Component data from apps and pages
════════

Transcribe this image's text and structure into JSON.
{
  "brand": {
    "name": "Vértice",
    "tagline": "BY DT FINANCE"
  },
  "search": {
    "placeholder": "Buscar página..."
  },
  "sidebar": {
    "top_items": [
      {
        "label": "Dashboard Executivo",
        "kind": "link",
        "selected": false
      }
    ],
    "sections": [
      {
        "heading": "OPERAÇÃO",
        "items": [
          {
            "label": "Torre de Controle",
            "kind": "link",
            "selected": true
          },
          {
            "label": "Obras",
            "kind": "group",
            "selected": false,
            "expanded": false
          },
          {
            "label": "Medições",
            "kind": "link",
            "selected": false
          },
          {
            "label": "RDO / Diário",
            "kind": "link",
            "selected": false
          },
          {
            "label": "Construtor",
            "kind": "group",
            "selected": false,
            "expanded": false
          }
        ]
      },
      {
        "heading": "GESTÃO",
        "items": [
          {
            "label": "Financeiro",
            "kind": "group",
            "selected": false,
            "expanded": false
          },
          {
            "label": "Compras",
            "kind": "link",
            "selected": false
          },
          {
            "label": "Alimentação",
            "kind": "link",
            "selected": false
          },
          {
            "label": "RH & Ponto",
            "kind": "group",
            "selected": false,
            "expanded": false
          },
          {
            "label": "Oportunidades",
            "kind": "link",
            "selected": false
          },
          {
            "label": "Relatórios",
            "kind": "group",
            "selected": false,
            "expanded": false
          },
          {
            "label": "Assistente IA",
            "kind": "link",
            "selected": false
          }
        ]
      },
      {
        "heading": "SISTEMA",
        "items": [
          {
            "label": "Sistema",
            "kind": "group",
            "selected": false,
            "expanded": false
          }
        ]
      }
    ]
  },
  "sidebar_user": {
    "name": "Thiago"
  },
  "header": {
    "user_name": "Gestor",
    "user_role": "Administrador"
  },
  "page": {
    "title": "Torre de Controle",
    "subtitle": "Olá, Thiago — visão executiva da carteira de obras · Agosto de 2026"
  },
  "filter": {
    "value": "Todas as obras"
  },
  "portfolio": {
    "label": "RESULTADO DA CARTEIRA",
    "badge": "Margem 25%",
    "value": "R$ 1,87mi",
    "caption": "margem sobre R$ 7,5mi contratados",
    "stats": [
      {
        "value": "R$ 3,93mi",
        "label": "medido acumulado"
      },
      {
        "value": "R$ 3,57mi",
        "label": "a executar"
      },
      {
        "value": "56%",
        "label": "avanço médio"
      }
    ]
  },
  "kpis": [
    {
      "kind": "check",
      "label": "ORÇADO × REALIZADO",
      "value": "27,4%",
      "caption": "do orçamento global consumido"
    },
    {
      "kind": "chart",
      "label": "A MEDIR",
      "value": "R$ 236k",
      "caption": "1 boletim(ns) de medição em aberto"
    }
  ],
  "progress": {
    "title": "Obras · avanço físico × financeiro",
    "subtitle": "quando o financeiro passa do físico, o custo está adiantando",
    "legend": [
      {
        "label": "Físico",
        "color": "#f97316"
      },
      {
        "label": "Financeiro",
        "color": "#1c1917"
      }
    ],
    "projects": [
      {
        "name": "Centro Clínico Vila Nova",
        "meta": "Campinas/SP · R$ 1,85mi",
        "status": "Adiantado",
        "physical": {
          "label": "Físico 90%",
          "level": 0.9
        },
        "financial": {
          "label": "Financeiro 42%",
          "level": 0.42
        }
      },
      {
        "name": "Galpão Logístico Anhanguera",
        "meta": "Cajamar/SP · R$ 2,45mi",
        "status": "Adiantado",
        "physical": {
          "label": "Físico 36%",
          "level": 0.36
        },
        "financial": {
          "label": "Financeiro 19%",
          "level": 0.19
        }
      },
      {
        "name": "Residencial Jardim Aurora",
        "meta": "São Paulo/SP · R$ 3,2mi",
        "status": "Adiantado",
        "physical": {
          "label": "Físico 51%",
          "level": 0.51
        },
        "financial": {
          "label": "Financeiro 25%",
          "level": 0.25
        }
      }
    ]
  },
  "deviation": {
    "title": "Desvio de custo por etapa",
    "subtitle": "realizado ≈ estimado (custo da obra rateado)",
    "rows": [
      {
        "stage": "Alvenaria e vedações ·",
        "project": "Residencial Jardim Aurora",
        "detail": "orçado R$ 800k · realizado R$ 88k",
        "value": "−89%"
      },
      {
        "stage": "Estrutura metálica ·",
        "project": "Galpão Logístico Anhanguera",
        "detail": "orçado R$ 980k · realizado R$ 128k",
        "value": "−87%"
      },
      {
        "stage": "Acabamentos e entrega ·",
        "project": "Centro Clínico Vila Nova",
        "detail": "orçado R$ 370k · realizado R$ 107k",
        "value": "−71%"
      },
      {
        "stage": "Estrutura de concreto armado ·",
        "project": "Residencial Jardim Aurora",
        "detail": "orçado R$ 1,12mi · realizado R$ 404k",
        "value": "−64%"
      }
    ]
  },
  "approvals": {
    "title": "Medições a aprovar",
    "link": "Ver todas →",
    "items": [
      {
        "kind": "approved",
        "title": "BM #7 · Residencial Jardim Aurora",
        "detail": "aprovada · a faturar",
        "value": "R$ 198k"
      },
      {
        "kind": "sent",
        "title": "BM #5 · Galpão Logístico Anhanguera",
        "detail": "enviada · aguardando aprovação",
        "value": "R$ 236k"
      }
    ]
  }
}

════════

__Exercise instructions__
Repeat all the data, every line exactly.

__Result of the exercise__
Transcribe this image's text and structure into JSON.
{
  "brand": {
    "name": "Vértice",
    "tagline": "BY DT FINANCE"
  },
  "search": {
    "placeholder": "Buscar página..."
  },
  "sidebar": {
    "top_items": [
      {
        "label": "Dashboard Executivo",
        "kind": "link",
        "selected": false
      }
    ],
    "sections": [
      {
        "heading": "OPERAÇÃO",
        "items": [
          {
            "label": "Torre de Controle",
            "kind": "link",
            "selected": true
          },
          {
            "label": "Obras",
            "kind": "group",
            "selected": false,
            "expanded": false
          },
          {
            "label": "Medições",
            "kind": "link",
            "selected": false
          },
          {
            "label": "RDO / Diário",
            "kind": "link",
            "selected": false
          },
          {
            "label": "Construtor",
            "kind": "group",
            "selected": false,
            "expanded": false
          }
        ]
      },
      {
        "heading": "GESTÃO",
        "items": [
          {
            "label": "Financeiro",
            "kind": "group",
            "selected": false,
            "expanded": false
          },
          {
            "label": "Compras",
            "kind": "link",
            "selected": false
          },
          {
            "label": "Alimentação",
            "kind": "link",
            "selected": false
          },
          {
            "label": "RH & Ponto",
            "kind": "group",
            "selected": false,
            "expanded": false
          },
          {
            "label": "Oportunidades",
            "kind": "link",
            "selected": false
          },
          {
            "label": "Relatórios",
            "kind": "group",
            "selected": false,
            "expanded": false
          },
          {
            "label": "Assistente IA",
            "kind": "link",
            "selected": false
          }
        ]
      },
      {
        "heading": "SISTEMA",
        "items": [
          {
            "label": "Sistema",
            "kind": "group",
            "selected": false,
            "expanded": false
          }
        ]
      }
    ]
  },
  "sidebar_user": {
    "name": "Thiago"
  },
  "header": {
    "user_name": "Gestor",
    "user_role": "Administrador"
  },
  "page": {
    "title": "Torre de Controle",
    "subtitle": "Olá, Thiago — visão executiva da carteira de obras · Agosto de 2026"
  },
  "filter": {
    "value": "Todas as obras"
  },
  "portfolio": {
    "label": "RESULTADO DA CARTEIRA",
    "badge": "Margem 25%",
    "value": "R$ 1,87mi",
    "caption": "margem sobre R$ 7,5mi contratados",
    "stats": [
      {
        "value": "R$ 3,93mi",
        "label": "medido acumulado"
      },
      {
        "value": "R$ 3,57mi",
        "label": "a executar"
      },
      {
        "value": "56%",
        "label": "avanço médio"
      }
    ]
  },
  "kpis": [
    {
      "kind": "check",
      "label": "ORÇADO × REALIZADO",
      "value": "27,4%",
      "caption": "do orçamento global consumido"
    },
    {
      "kind": "chart",
      "label": "A MEDIR",
      "value": "R$ 236k",
      "caption": "1 boletim(ns) de medição em aberto"
    }
  ],
  "progress": {
    "title": "Obras · avanço físico × financeiro",
    "subtitle": "quando o financeiro passa do físico, o custo está adiantando",
    "legend": [
      {
        "label": "Físico",
        "color": "#f97316"
      },
      {
        "label": "Financeiro",
        "color": "#1c1917"
      }
    ],
    "projects": [
      {
        "name": "Centro Clínico Vila Nova",
        "meta": "Campinas/SP · R$ 1,85mi",
        "status": "Adiantado",
        "physical": {
          "label": "Físico 90%",
          "level": 0.9
        },
        "financial": {
          "label": "Financeiro 42%",
          "level": 0.42
        }
      },
      {
        "name": "Galpão Logístico Anhanguera",
        "meta": "Cajamar/SP · R$ 2,45mi",
        "status": "Adiantado",
        "physical": {
          "label": "Físico 36%",
          "level": 0.36
        },
        "financial": {
          "label": "Financeiro 19%",
          "level": 0.19
        }
      },
      {
        "name": "Residencial Jardim Aurora",
        "meta": "São Paulo/SP · R$ 3,2mi",
        "status": "Adiantado",
        "physical": {
          "label": "Físico 51%",
          "level": 0.51
        },
        "financial": {
          "label": "Financeiro 25%",
          "level": 0.25
        }
      }
    ]
  },
  "deviation": {
    "title": "Desvio de custo por etapa",
    "subtitle": "realizado ≈ estimado (custo da obra rateado)",
    "rows": [
      {
        "stage": "Alvenaria e vedações ·",
        "project": "Residencial Jardim Aurora",
        "detail": "orçado R$ 800k · realizado R$ 88k",
        "value": "−89%"
      },
      {
        "stage": "Estrutura metálica ·",
        "project": "Galpão Logístico Anhanguera",
        "detail": "orçado R$ 980k · realizado R$ 128k",
        "value": "−87%"
      },
      {
        "stage": "Acabamentos e entrega ·",
        "project": "Centro Clínico Vila Nova",
        "detail": "orçado R$ 370k · realizado R$ 107k",
        "value": "−71%"
      },
      {
        "stage": "Estrutura de concreto armado ·",
        "project": "Residencial Jardim Aurora",
        "detail": "orçado R$ 1,12mi · realizado R$ 404k",
        "value": "−64%"
      }
    ]
  },
  "approvals": {
    "title": "Medições a aprovar",
    "link": "Ver todas →",
    "items": [
      {
        "kind": "approved",
        "title": "BM #7 · Residencial Jardim Aurora",
        "detail": "aprovada · a faturar",
        "value": "R$ 198k"
      },
      {
        "kind": "sent",
        "title": "BM #5 · Galpão Logístico Anhanguera",
        "detail": "enviada · aguardando aprovação",
        "value": "R$ 236k"
      }
    ]
  }
}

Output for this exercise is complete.